* WHAT TO PRODUCE *
Pull every line containing "puzzle" out of the material below.
▬▬▬
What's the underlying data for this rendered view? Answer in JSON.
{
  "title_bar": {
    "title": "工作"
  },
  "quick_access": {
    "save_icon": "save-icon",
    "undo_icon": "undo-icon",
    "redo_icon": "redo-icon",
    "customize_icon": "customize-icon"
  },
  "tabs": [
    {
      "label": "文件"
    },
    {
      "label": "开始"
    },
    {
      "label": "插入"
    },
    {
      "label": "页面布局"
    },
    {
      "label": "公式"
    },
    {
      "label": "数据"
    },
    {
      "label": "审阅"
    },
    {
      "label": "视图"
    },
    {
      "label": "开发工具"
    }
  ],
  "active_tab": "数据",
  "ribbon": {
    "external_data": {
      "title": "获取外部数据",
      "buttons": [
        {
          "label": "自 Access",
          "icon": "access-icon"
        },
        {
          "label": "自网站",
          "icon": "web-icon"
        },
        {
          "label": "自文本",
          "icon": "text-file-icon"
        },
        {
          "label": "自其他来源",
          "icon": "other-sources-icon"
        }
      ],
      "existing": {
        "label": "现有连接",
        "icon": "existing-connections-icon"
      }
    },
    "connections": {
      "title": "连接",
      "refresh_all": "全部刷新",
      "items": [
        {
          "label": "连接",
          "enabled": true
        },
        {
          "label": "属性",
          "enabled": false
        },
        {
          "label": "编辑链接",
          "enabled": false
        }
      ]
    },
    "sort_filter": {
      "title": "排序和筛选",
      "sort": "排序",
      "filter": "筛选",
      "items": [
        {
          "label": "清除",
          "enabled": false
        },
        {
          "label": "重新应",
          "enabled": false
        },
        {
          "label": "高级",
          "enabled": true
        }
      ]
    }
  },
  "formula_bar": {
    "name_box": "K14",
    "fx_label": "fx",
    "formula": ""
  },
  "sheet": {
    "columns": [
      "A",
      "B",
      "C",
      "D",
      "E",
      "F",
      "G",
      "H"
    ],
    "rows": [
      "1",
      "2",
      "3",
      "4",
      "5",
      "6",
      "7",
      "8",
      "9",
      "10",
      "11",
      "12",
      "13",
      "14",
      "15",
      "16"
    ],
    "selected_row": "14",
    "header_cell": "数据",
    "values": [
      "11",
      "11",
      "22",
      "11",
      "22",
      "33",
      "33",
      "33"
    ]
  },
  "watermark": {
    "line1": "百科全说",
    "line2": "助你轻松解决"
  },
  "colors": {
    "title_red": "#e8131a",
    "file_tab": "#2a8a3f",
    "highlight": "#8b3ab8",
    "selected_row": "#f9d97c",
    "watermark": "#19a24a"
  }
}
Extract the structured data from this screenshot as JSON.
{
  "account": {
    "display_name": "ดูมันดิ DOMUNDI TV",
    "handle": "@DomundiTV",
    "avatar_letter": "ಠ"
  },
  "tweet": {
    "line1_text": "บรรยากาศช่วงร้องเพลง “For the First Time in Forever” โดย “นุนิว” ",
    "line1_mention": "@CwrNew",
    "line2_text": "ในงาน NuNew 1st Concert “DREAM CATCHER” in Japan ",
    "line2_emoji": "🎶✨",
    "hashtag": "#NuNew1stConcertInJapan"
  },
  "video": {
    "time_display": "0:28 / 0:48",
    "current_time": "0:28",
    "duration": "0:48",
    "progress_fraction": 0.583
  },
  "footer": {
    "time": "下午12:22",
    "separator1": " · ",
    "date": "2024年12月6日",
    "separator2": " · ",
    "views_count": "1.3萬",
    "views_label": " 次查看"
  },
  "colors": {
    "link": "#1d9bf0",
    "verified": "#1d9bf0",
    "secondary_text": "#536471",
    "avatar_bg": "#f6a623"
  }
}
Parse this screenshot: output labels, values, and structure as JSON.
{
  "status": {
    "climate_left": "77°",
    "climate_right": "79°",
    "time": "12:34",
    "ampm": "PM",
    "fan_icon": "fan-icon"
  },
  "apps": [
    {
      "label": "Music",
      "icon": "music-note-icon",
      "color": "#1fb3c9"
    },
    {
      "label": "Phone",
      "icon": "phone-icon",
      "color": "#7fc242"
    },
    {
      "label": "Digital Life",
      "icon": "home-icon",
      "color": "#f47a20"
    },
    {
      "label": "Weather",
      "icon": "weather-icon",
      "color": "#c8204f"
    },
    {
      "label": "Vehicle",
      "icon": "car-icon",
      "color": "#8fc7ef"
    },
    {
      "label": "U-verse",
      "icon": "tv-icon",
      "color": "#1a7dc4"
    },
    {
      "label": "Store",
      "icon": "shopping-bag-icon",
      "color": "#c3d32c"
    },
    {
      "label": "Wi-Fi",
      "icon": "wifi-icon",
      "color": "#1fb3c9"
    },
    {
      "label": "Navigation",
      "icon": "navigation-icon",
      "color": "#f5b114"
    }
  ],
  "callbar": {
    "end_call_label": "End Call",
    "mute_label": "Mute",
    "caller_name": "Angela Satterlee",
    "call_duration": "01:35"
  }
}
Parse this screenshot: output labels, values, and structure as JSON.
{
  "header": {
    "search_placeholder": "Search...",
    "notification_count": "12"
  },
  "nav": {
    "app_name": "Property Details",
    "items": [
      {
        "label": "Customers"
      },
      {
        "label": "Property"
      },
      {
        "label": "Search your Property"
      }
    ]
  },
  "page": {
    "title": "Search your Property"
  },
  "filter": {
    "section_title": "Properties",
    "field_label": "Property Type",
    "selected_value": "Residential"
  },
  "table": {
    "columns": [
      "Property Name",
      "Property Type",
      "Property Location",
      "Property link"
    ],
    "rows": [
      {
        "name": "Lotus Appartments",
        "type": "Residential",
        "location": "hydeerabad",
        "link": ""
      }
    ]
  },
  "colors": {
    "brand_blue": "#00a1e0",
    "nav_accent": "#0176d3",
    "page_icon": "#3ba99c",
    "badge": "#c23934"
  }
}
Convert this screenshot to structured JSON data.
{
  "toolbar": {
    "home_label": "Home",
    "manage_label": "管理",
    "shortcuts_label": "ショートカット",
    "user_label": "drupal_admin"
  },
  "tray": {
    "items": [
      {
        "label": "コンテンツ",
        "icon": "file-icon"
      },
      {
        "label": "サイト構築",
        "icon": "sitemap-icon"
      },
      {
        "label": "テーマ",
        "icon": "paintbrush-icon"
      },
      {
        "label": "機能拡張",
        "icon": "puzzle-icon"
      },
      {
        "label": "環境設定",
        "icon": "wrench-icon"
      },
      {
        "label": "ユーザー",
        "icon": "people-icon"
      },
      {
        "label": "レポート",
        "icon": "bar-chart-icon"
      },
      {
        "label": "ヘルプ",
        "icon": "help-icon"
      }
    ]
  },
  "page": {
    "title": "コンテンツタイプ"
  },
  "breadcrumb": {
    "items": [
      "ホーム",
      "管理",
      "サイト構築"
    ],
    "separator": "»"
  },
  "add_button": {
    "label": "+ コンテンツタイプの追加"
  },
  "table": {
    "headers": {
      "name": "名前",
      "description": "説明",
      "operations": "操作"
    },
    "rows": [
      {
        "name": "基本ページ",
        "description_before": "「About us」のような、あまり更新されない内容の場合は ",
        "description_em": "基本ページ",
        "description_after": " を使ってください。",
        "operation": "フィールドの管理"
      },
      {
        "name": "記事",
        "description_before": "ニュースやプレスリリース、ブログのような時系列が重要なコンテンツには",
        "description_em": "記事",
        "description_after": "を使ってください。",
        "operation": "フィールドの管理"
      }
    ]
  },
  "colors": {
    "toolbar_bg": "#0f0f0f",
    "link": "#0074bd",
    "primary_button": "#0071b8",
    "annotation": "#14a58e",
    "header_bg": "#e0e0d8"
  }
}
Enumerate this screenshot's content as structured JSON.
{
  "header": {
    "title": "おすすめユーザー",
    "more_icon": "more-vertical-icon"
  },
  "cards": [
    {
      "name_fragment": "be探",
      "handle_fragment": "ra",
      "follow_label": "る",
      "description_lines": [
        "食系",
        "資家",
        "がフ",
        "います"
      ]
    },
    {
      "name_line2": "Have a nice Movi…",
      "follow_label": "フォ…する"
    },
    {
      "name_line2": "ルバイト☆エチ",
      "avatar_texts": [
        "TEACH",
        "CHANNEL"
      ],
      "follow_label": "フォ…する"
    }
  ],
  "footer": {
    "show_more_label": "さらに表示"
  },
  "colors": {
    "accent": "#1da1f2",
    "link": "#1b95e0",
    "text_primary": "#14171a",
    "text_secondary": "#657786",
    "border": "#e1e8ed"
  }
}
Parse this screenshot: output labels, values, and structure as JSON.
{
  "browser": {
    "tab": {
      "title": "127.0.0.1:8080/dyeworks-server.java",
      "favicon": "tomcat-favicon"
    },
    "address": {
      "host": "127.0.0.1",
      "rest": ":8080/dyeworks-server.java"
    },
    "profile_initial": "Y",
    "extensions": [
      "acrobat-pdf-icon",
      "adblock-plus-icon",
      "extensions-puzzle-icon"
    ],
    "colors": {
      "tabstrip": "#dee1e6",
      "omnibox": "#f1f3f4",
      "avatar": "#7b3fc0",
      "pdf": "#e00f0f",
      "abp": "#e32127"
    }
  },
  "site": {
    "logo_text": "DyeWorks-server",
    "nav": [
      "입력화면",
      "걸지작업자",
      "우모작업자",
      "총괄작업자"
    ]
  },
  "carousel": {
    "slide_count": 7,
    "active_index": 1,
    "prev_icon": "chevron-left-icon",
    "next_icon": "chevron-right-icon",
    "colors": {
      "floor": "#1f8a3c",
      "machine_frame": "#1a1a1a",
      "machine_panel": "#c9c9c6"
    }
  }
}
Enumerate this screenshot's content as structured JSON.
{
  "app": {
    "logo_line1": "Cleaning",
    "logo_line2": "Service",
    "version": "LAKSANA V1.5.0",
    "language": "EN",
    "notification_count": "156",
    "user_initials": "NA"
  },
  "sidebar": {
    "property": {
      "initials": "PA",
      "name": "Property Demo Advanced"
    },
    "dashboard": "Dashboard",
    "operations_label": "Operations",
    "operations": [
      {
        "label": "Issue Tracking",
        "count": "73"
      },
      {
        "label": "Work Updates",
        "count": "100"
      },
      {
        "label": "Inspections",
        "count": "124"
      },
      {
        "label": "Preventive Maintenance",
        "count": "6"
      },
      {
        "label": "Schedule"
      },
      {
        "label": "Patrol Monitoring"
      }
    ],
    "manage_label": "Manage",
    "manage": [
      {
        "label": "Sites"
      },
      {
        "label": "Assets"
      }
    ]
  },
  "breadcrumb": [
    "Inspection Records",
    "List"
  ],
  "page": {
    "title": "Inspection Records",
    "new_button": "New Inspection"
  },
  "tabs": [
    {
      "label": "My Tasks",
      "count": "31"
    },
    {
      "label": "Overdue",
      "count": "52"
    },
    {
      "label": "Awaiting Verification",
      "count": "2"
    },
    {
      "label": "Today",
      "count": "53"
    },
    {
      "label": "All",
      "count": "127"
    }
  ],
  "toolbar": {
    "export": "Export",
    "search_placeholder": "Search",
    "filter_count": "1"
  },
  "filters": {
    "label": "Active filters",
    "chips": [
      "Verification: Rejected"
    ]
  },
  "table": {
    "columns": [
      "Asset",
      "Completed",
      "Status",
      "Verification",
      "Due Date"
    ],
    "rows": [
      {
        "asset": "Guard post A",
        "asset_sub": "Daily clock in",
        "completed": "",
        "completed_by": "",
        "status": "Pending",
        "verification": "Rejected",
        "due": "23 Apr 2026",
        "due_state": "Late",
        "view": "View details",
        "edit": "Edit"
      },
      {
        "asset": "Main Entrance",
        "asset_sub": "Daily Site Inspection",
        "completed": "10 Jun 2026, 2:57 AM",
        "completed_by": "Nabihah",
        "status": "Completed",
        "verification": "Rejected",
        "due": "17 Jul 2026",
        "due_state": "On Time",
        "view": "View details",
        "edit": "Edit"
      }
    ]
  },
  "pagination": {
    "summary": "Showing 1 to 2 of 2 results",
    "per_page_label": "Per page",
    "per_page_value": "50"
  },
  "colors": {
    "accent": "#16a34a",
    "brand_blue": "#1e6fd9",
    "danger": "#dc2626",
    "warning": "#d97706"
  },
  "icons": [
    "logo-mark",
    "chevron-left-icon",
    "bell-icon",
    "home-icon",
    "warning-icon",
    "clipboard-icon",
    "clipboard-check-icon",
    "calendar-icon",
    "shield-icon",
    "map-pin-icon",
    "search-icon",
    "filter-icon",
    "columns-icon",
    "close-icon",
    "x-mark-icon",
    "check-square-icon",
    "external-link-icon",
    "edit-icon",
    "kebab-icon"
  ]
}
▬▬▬
* YOUR RESPONSE *
        "icon": "puzzle-icon"
      "extensions-puzzle-icon"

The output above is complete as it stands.